In basic writing classrooms in universities across the country, professors, teachers, and instructors are trying to come up with new ways to engage students, empower them as citizens of their educational institutions, and encourage them to think critically about the texts they analyze and produce. Digital media production is one strategy that accomplishes all three of these objectives. Students become more engaged when composing digital media not only because digital media texts are so familiar to them but also, paradoxically, because they are so strange. In other words, while students are adept at consuming digital media texts, they have oftentimes never produced them, and thus have not thought about these kinds of texts in rhetorical or compositional terms. Introducing students to rhetorical concepts through digital media production allows them to see the texts they consume in a different light, making subsequent analysis of such texts much easier. In addition, it allows them to turn to the written word with a rhetorical framework that makes sense to them. Furthermore, it gives students what they see as valuable, "real world" experience with digital production in that they begin to develop a skill set using production technologies similar to those used in professional venues.

Given the relative paucity of research on digital media production in basic writing, especially when compared with the work currently being done in composition studies concerning the freshman level and above, we advocate that more attention be paid to this particular area of study. Such projects might include longitudinal studies of former basic writing students' success rates in future courses or their changing attitudes about multimodal composing and writing more generally. The field might also address the challenge of assessing digital media texts produced by basic writing students, or perhaps analyze the unique rhetorical strategies that basic writing students adopt as they manipulate sound, video, still images, and text.

Because of our digital production pedagogies, our students were able to write more, to discuss and implement sophisticated rhetorical concepts, and to participate substantively in peer response and revision. We find these results encouraging. In the short time that we have begun working with digital media assignments, we have had the kinds of experiences that convince us this is a worthwhile approach to teaching basic writing. Buttressed by these reassuring initial experiences, we also urge more basic writing specialists to consider the advantages of incorporating digital media assignments into their classroom practice. Once teachers of basic writing begin sharing digital media-infused assignments and curricula with one another, presenting findings and pedagogical techniques at conferences, and otherwise engaging in professional development, then the field's status will potentially rise or change so that it becomes a more integral part of composition studies as a whole, which is already beginning to embrace digital media in earnest. Such a transformation could conceivably correct the second-class status that has plagued basic writing (teachers, student, and field alike) for some time now. Finally, we believe the students themselves will benefit from getting early exposure to digital media production, because it provides them access to an emerging global discourse community increasingly shaped by newly emerging technologies and multimodal literacy practices. To deny or delay them access to these new codes and tools would do them a serious disservice.

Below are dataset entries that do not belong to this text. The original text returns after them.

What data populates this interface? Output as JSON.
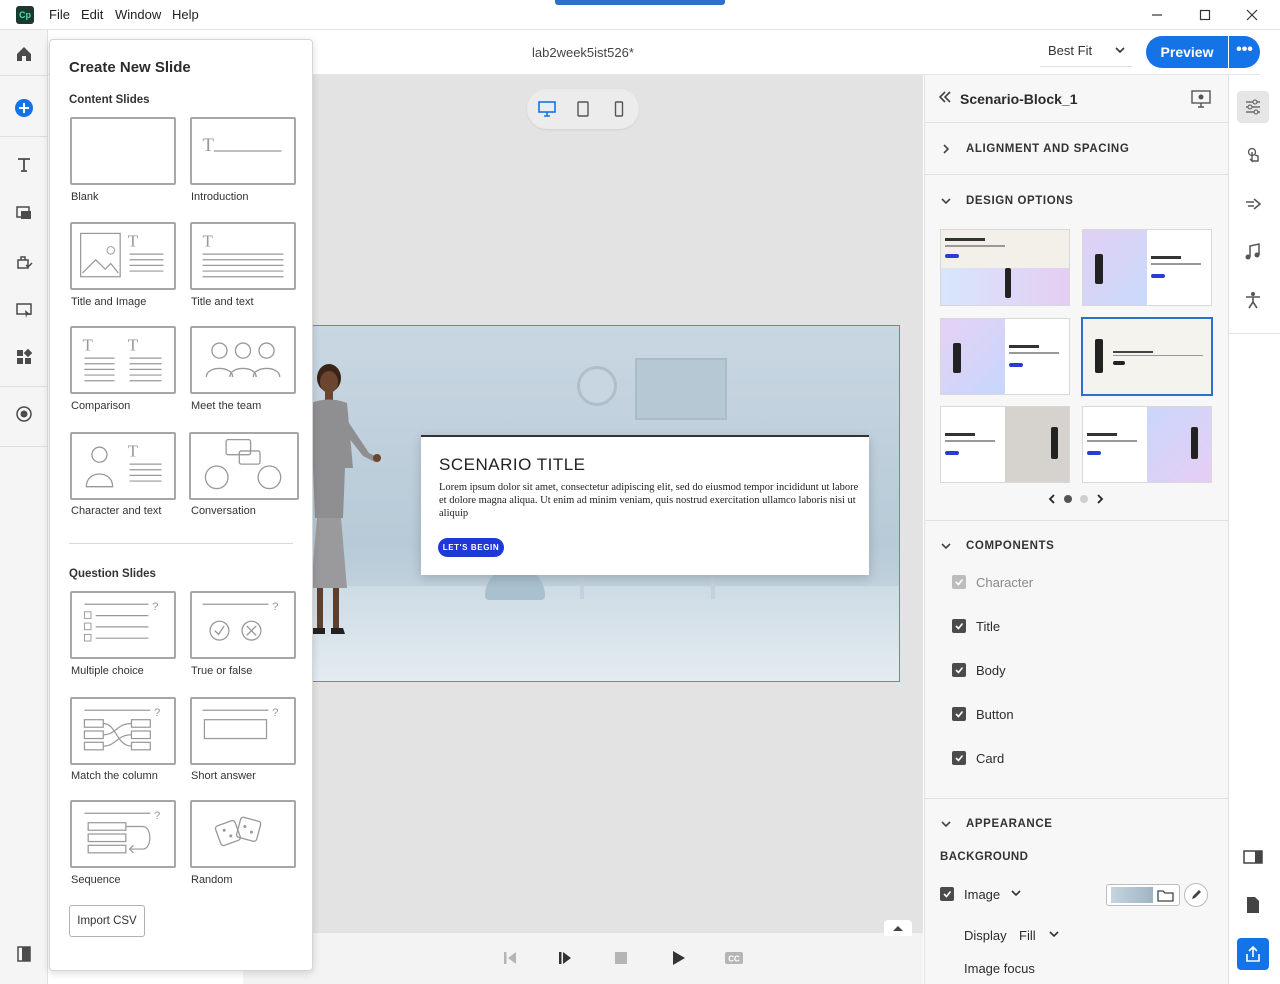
{
  "app": {
    "icon_text": "Cp",
    "doc_title": "lab2week5ist526*"
  },
  "menu": {
    "file": "File",
    "edit": "Edit",
    "window": "Window",
    "help": "Help"
  },
  "header": {
    "zoom": "Best Fit",
    "preview": "Preview",
    "more": "•••"
  },
  "popover": {
    "title": "Create New Slide",
    "content_heading": "Content Slides",
    "question_heading": "Question Slides",
    "content_slides": [
      "Blank",
      "Introduction",
      "Title and Image",
      "Title and text",
      "Comparison",
      "Meet the team",
      "Character and text",
      "Conversation"
    ],
    "question_slides": [
      "Multiple choice",
      "True or false",
      "Match the column",
      "Short answer",
      "Sequence",
      "Random"
    ],
    "import_button": "Import CSV"
  },
  "slide": {
    "title": "SCENARIO TITLE",
    "body": "Lorem ipsum dolor sit amet, consectetur adipiscing elit, sed do eiusmod tempor incididunt ut labore et dolore magna aliqua. Ut enim ad minim veniam, quis nostrud exercitation ullamco laboris nisi ut aliquip",
    "button": "LET'S BEGIN"
  },
  "panel": {
    "title": "Scenario-Block_1",
    "sections": {
      "alignment": "ALIGNMENT AND SPACING",
      "design": "DESIGN OPTIONS",
      "components": "COMPONENTS",
      "appearance": "APPEARANCE"
    },
    "components": [
      {
        "label": "Character",
        "checked": true,
        "disabled": true
      },
      {
        "label": "Title",
        "checked": true,
        "disabled": false
      },
      {
        "label": "Body",
        "checked": true,
        "disabled": false
      },
      {
        "label": "Button",
        "checked": true,
        "disabled": false
      },
      {
        "label": "Card",
        "checked": true,
        "disabled": false
      }
    ],
    "background_label": "BACKGROUND",
    "image_label": "Image",
    "display_label": "Display",
    "display_value": "Fill",
    "image_focus_label": "Image focus",
    "design_page": {
      "current": 1,
      "total": 2
    }
  },
  "colors": {
    "accent": "#1473e6",
    "slide_button": "#1d39d8",
    "selection": "#2d6fcb"
  }
}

Jump to: Introduction | "Audio Ethnography: Listening to Cultures & Communities" | "The Emergence of a (Reluctant) Leader" | "Audio Essays: A First Attempt"